This month, we have been celebrating our community gardens, and the benefits of therapeutic greenspaces to our health and wellbeing #GreenHealth. This week’s guest blog is from Mairi, a volunteer at one of our community gardens…
I was diagnosed with bipolar disorder in 1998. Between that diagnosis and 2005, I had many short stays in the Royal Edinburgh Hospital with severe manias and devastating depressions. Out-patient Psychology and later support from occupational therapists helped me to find relative stability through teaching me how to monitor my mood and use what’s known as a ‘Wellness Recovery Action Plan (WRAP)’. From then until a few years ago my bipolar symptoms, though still surfacing from time-to-time, were more manageable as I was able to take action sooner. However, in 2016 I had a really bad stroke of luck…
Inflammation of the irises of both of my eyes preceded inflammatory disease of my kidneys. Together, these symptoms make a very rare syndrome called ‘TINU’ (from which I am thankfully currently in remission). Before my diagnosis, my doctors were worried that one of my mood-stabilising medications may have been responsible (it wasn’t) – I had to go without until the kidney biopsy results came back. Furthermore, the only treatment option for this syndrome was known to cause mania in people with a history of mood disorders.
My old symptoms of mania started to creep back in. Whilst my WRAP enabled me to keep on top of these, the depression and anxiety that followed were absolutely terrible – just as bad as the bad old days in the first years after diagnosis. I ended up under the care of the Intensive Home Treatment Team, and my new and ever so patient wife. It was before an appointment at the hospital, during a walk around the grounds, when I discovered the Growing Space. With some experience in gardening, including a qualification in horticulture, I instantly knew it would be the perfect place to recover my mental and physical wellbeing.
When I started at the garden I was a little over ambitious about how much I thought I would manage, however by cutting back to a more modest amount I was able to build up gradually. I have particularly enjoyed helping one of the long-time volunteers with the vegetable gardening and learning more about soil health and what kinds of soil amendments help different crops. Recently, under John’s guidance, we set up an adapted version of a hügelkultur; a technique that helps to improve soil fertility. This really caught my imagination as I have a keen interest in the soil food web and the preservation of soil health which is greatly at risk all around the world.
My biggest gardening interest however is gardening for wildlife. There are already some great wildlife garden features in the Community Garden such as the wildlife hedge planted with native species, and more recently a new bed planted with blue flowering plants that attracts lots of bees (bees are strongly attracted to blue – this bed is called ‘The Sea’ as it’s just outside the ‘Beach Hut!’). Working in consultation with Butterfly Conservation (where I also volunteer), I am really proud to be busy in the creation of a new ‘Butterfly Border’ – an idea I had whilst laid up with a hip injury and feeling a little sorry for myself.
The Butterfly Border will be a large raised bed near the entrance of the garden, so I hope it will generate lots of interest in butterflies and other pollinating insects.
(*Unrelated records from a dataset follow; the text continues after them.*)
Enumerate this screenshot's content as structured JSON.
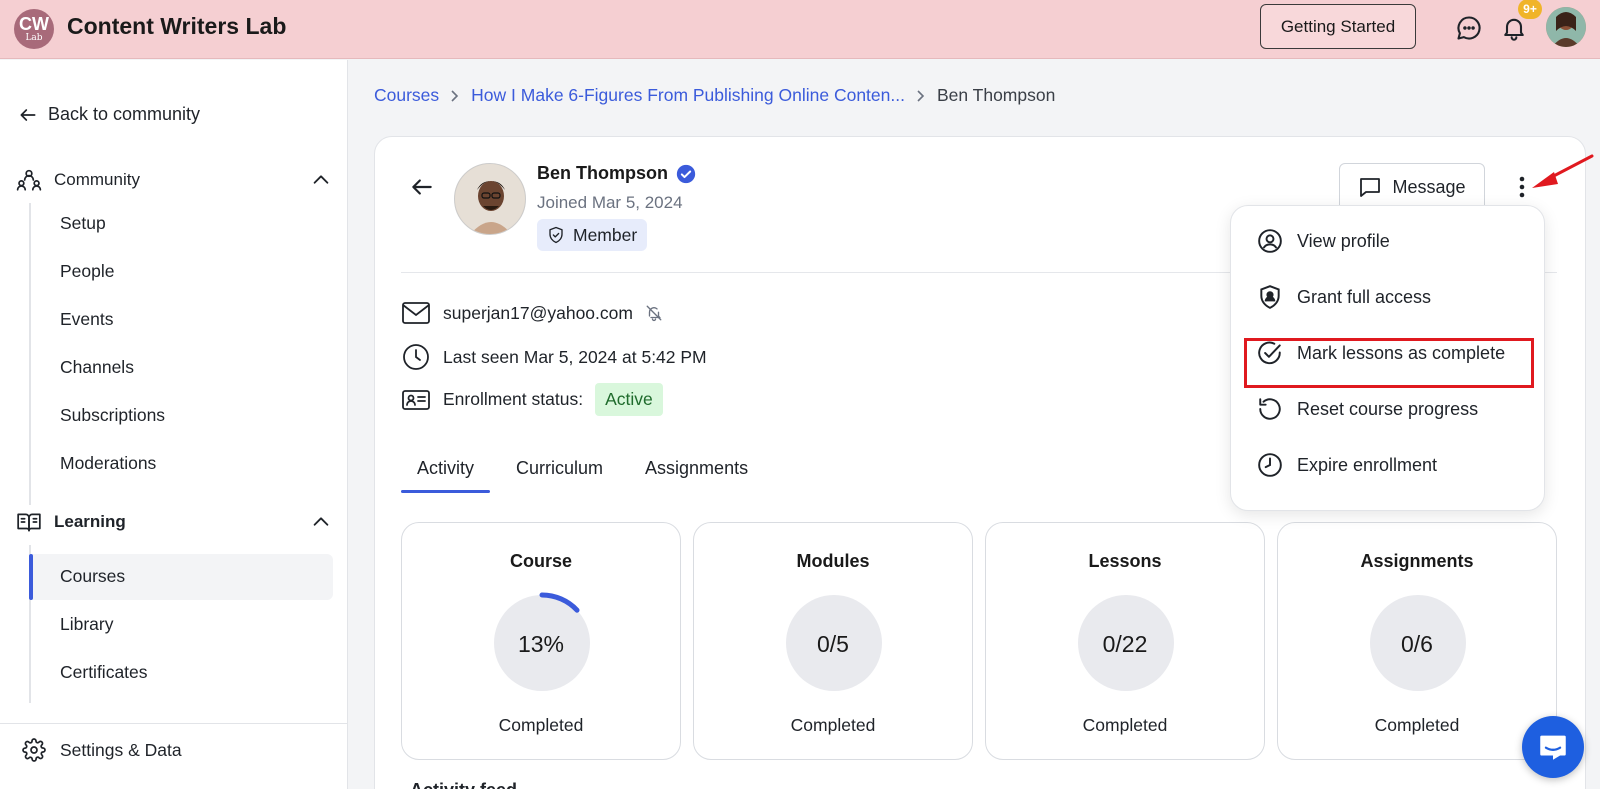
{
  "app": {
    "logo_line1": "CW",
    "logo_line2": "Lab",
    "title": "Content Writers Lab",
    "getting_started": "Getting Started",
    "notification_count": "9+"
  },
  "sidebar": {
    "back_label": "Back to community",
    "community": {
      "label": "Community",
      "items": [
        "Setup",
        "People",
        "Events",
        "Channels",
        "Subscriptions",
        "Moderations"
      ]
    },
    "learning": {
      "label": "Learning",
      "items": [
        "Courses",
        "Library",
        "Certificates"
      ],
      "active": "Courses"
    },
    "settings_label": "Settings & Data"
  },
  "breadcrumb": {
    "items": [
      "Courses",
      "How I Make 6-Figures From Publishing Online Conten..."
    ],
    "current": "Ben Thompson"
  },
  "member": {
    "name": "Ben Thompson",
    "joined": "Joined Mar 5, 2024",
    "role": "Member",
    "email": "superjan17@yahoo.com",
    "last_seen": "Last seen Mar 5, 2024 at 5:42 PM",
    "enrollment_label": "Enrollment status:",
    "enrollment_status": "Active",
    "message_label": "Message"
  },
  "tabs": [
    "Activity",
    "Curriculum",
    "Assignments"
  ],
  "active_tab": "Activity",
  "stats": [
    {
      "title": "Course",
      "value": "13%",
      "label": "Completed",
      "progress": 0.13
    },
    {
      "title": "Modules",
      "value": "0/5",
      "label": "Completed",
      "progress": 0
    },
    {
      "title": "Lessons",
      "value": "0/22",
      "label": "Completed",
      "progress": 0
    },
    {
      "title": "Assignments",
      "value": "0/6",
      "label": "Completed",
      "progress": 0
    }
  ],
  "feed_title": "Activity feed",
  "menu": {
    "items": [
      "View profile",
      "Grant full access",
      "Mark lessons as complete",
      "Reset course progress",
      "Expire enrollment"
    ],
    "highlighted": "Mark lessons as complete"
  },
  "colors": {
    "accent": "#3b5bdb",
    "topbar": "#f5cfd2",
    "highlight": "#e0191f",
    "active_pill": "#d9f7dc"
  }
}
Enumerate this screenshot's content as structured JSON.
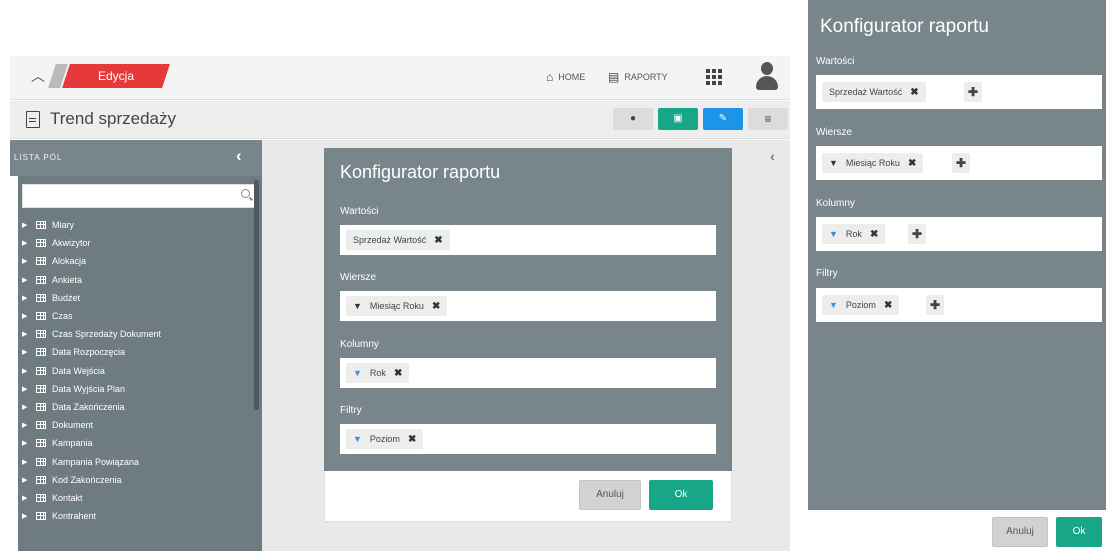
{
  "topbar": {
    "edit_tab": "Edycja",
    "home": "HOME",
    "reports": "RAPORTY"
  },
  "report": {
    "title": "Trend sprzedaży"
  },
  "sidebar": {
    "title": "LISTA PÓL",
    "search_placeholder": "",
    "items": [
      "Miary",
      "Akwizytor",
      "Alokacja",
      "Ankieta",
      "Budżet",
      "Czas",
      "Czas Sprzedaży Dokument",
      "Data Rozpoczęcia",
      "Data Wejścia",
      "Data Wyjścia Plan",
      "Data Zakończenia",
      "Dokument",
      "Kampania",
      "Kampania Powiązana",
      "Kod Zakończenia",
      "Kontakt",
      "Kontrahent"
    ]
  },
  "modal": {
    "title": "Konfigurator raportu",
    "values_label": "Wartości",
    "values_chip": "Sprzedaż Wartość",
    "rows_label": "Wiersze",
    "rows_chip": "Miesiąc Roku",
    "columns_label": "Kolumny",
    "columns_chip": "Rok",
    "filters_label": "Filtry",
    "filters_chip": "Poziom",
    "cancel": "Anuluj",
    "ok": "Ok"
  },
  "panel": {
    "title": "Konfigurator raportu",
    "values_label": "Wartości",
    "values_chip": "Sprzedaż Wartość",
    "rows_label": "Wiersze",
    "rows_chip": "Miesiąc Roku",
    "columns_label": "Kolumny",
    "columns_chip": "Rok",
    "filters_label": "Filtry",
    "filters_chip": "Poziom",
    "cancel": "Anuluj",
    "ok": "Ok"
  },
  "colors": {
    "accent_red": "#e6393a",
    "accent_green": "#18a689",
    "accent_blue": "#1c95e8",
    "panel_gray": "#78858a"
  }
}
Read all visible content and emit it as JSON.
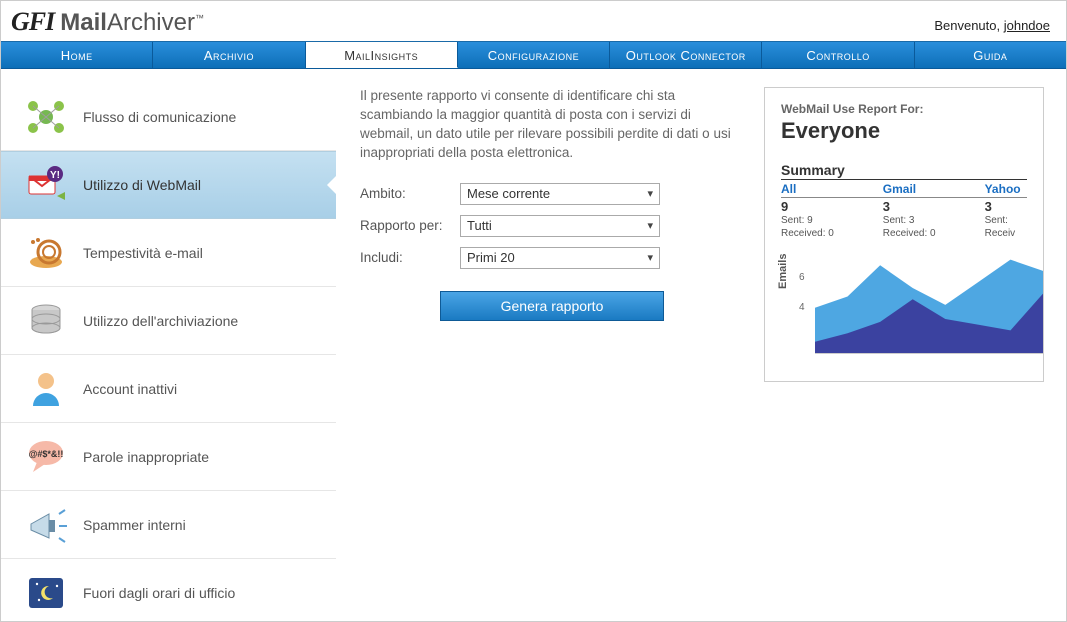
{
  "header": {
    "welcome_prefix": "Benvenuto, ",
    "username": "johndoe"
  },
  "nav": {
    "home": "Home",
    "archive": "Archivio",
    "mailinsights": "MailInsights",
    "config": "Configurazione",
    "outlook": "Outlook Connector",
    "control": "Controllo",
    "guide": "Guida"
  },
  "sidebar": {
    "flow": "Flusso di comunicazione",
    "webmail": "Utilizzo di WebMail",
    "responsiveness": "Tempestività e-mail",
    "storage": "Utilizzo dell'archiviazione",
    "inactive": "Account inattivi",
    "inappropriate": "Parole inappropriate",
    "spammers": "Spammer interni",
    "afterhours": "Fuori dagli orari di ufficio"
  },
  "main": {
    "description": "Il presente rapporto vi consente di identificare chi sta scambiando la maggior quantità di posta con i servizi di webmail, un dato utile per rilevare possibili perdite di dati o usi inappropriati della posta elettronica.",
    "scope_label": "Ambito:",
    "scope_value": "Mese corrente",
    "reportfor_label": "Rapporto per:",
    "reportfor_value": "Tutti",
    "include_label": "Includi:",
    "include_value": "Primi 20",
    "generate_btn": "Genera rapporto"
  },
  "preview": {
    "subtitle": "WebMail Use Report For:",
    "title": "Everyone",
    "summary_header": "Summary",
    "cols": [
      {
        "name": "All",
        "total": "9",
        "sent": "Sent: 9",
        "recv": "Received: 0"
      },
      {
        "name": "Gmail",
        "total": "3",
        "sent": "Sent: 3",
        "recv": "Received: 0"
      },
      {
        "name": "Yahoo",
        "total": "3",
        "sent": "Sent:",
        "recv": "Receiv"
      }
    ],
    "ylabel": "Emails",
    "ticks": {
      "t6": "6",
      "t4": "4"
    }
  },
  "chart_data": {
    "type": "area",
    "ylabel": "Emails",
    "ylim": [
      0,
      7
    ],
    "series": [
      {
        "name": "light",
        "color": "#3f9fe0",
        "values": [
          3.2,
          4.0,
          6.2,
          4.6,
          3.4,
          5.0,
          6.6,
          5.8
        ]
      },
      {
        "name": "dark",
        "color": "#3a3a9a",
        "values": [
          0.8,
          1.4,
          2.2,
          3.8,
          2.4,
          2.0,
          1.6,
          4.2
        ]
      }
    ]
  }
}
While butterflies benefit enormously from native wildflowers, this demonstration bed will be filled with nectar rich garden plants that people are more likely to want to include in their own gardens. We still have plenty of room in the garden for wildflowers, including caterpillar food plants, and will be actively encouraging them to become established in suitable areas. Wildflowers will be planted at the base of the wildlife hedge which we also hope visitors will find interesting to explore and to learn more about the relationships between pollinating insects and native plants.
Gardening, wildlife and especially butterflies have all played an extremely important role in my increased sense of wellbeing that I now enjoy. I hesitate to say recovery, as I don’t think I will ever be fully ‘recovered’ – rather, better able to cope with my own unique and ongoing mix of health challenges. Gardening and observing and photographing the natural world transports me out of myself for as long as I am caught up in the activity and then gently places me back in my world a little more able to face life’s challenges. Regularly meeting others who also value the natural world helps me to have at least a glimmer of hope for the future of our planet and by doing my little bit for conservation I can rest at night knowing I’ve tried my best in the circumstances life has thrown at me.
I think nature can play an extremely important role in nurturing a better sense of wellbeing in those of us who live through periods of mental ill health. Even if it’s only a momentary break by having your attention drawn outwards to the beauty of a bumblebee looking for pollen on some Cosmos or a peacock butterfly taking nectar from a Buddleia. Many of these little moments, however brief, can renew inner strength… little by little. That is why I seek them out, often, and why I want to share this passion with the Community Garden.